To view the full article, click here.

Reporter, Isabella E. Wood, Atlanta, + 1 404 572 3527, iwood@kslaw.com.

ALSO IN THE NEWS

OIG Announces It Will Update its Work Plan Website Monthly –  Effective June 15, 2017, OIG will update its Work Plan Website monthly in an effort to enhance transparency.  Previously, OIG updated the Work Plan once or twice each year.  The OIG announcement is available here.

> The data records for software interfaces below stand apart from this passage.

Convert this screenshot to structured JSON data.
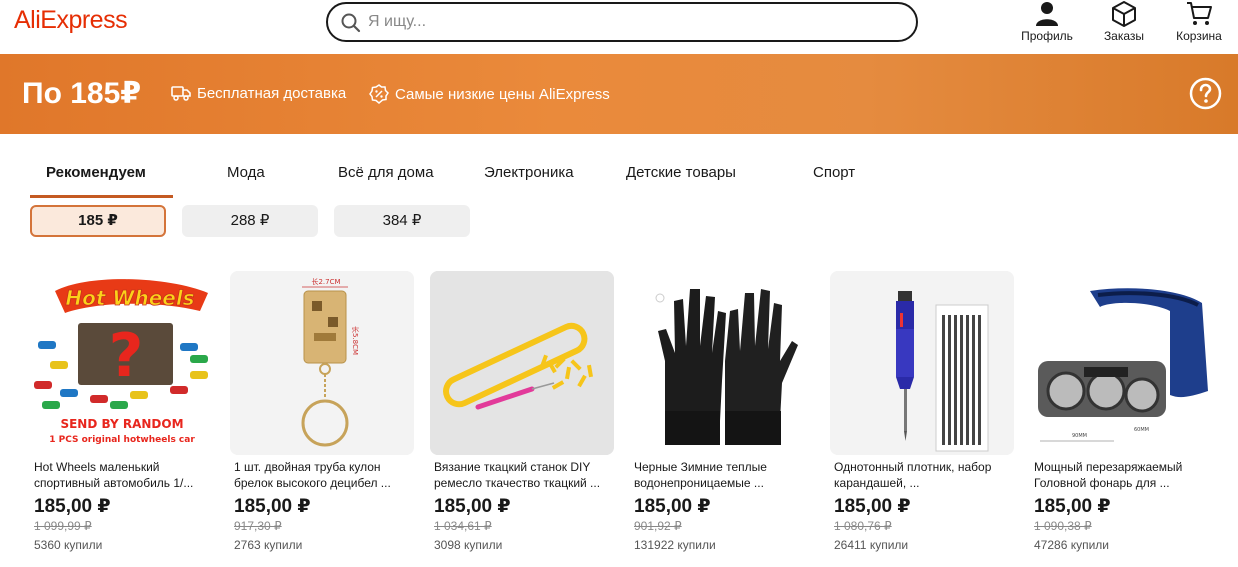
{
  "header": {
    "logo": "AliExpress",
    "search_placeholder": "Я ищу...",
    "profile_label": "Профиль",
    "orders_label": "Заказы",
    "cart_label": "Корзина"
  },
  "banner": {
    "price": "По 185₽",
    "free_delivery": "Бесплатная доставка",
    "lowest_prices": "Самые низкие цены AliExpress",
    "help_icon": "question-circle-icon"
  },
  "tabs": [
    "Рекомендуем",
    "Мода",
    "Всё для дома",
    "Электроника",
    "Детские товары",
    "Спорт"
  ],
  "chips": [
    "185 ₽",
    "288 ₽",
    "384 ₽"
  ],
  "products": [
    {
      "title": "Hot Wheels маленький спортивный автомобиль 1/...",
      "price": "185,00 ₽",
      "old_price": "1 099,99 ₽",
      "sold": "5360 купили",
      "img_text1": "SEND BY RANDOM",
      "img_text2": "1 PCS original hotwheels car"
    },
    {
      "title": "1 шт. двойная труба кулон брелок высокого децибел ...",
      "price": "185,00 ₽",
      "old_price": "917,30 ₽",
      "sold": "2763 купили",
      "dim1": "长2.7CM",
      "dim2": "长5.8CM"
    },
    {
      "title": "Вязание ткацкий станок DIY ремесло ткачество ткацкий ...",
      "price": "185,00 ₽",
      "old_price": "1 034,61 ₽",
      "sold": "3098 купили"
    },
    {
      "title": "Черные Зимние теплые водонепроницаемые ...",
      "price": "185,00 ₽",
      "old_price": "901,92 ₽",
      "sold": "131922 купили"
    },
    {
      "title": "Однотонный плотник, набор карандашей, ...",
      "price": "185,00 ₽",
      "old_price": "1 080,76 ₽",
      "sold": "26411 купили"
    },
    {
      "title": "Мощный перезаряжаемый Головной фонарь для ...",
      "price": "185,00 ₽",
      "old_price": "1 090,38 ₽",
      "sold": "47286 купили",
      "dim1": "90MM",
      "dim2": "60MM"
    }
  ],
  "colors": {
    "brand": "#e62e04",
    "banner": "#e8843a",
    "tab_underline": "#c45a22"
  }
}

CMS and the Office of Medicare Hearings and Appeals (OMHA) Announce Informational Call Regarding Improvements to the Medicare Claims Appeal Process and Statistical Sampling Initiative –  CMS and OMHA are hosting a call on Thursday, June 29, 2017, from 1:00 - 3:00 p.m. Eastern to discuss the HHS Medicare Appeals Final Rule published on January 17, 2017, and improvements to the appeals process.  Please click here to register.

King & Spalding Roundtable on Life Sciences Executives Under Fire: The Government’s Increasing Focus on Individual Liability –  Please join us for a King & Spalding roundtable webinar on Wednesday, June 21, 2017 from 1:00 – 2:30 pm EDT focusing on developments in Life Sciences executive liability as well measures that may be taken to avoid such liability.  For more information and to register, please click here.

PEOPLE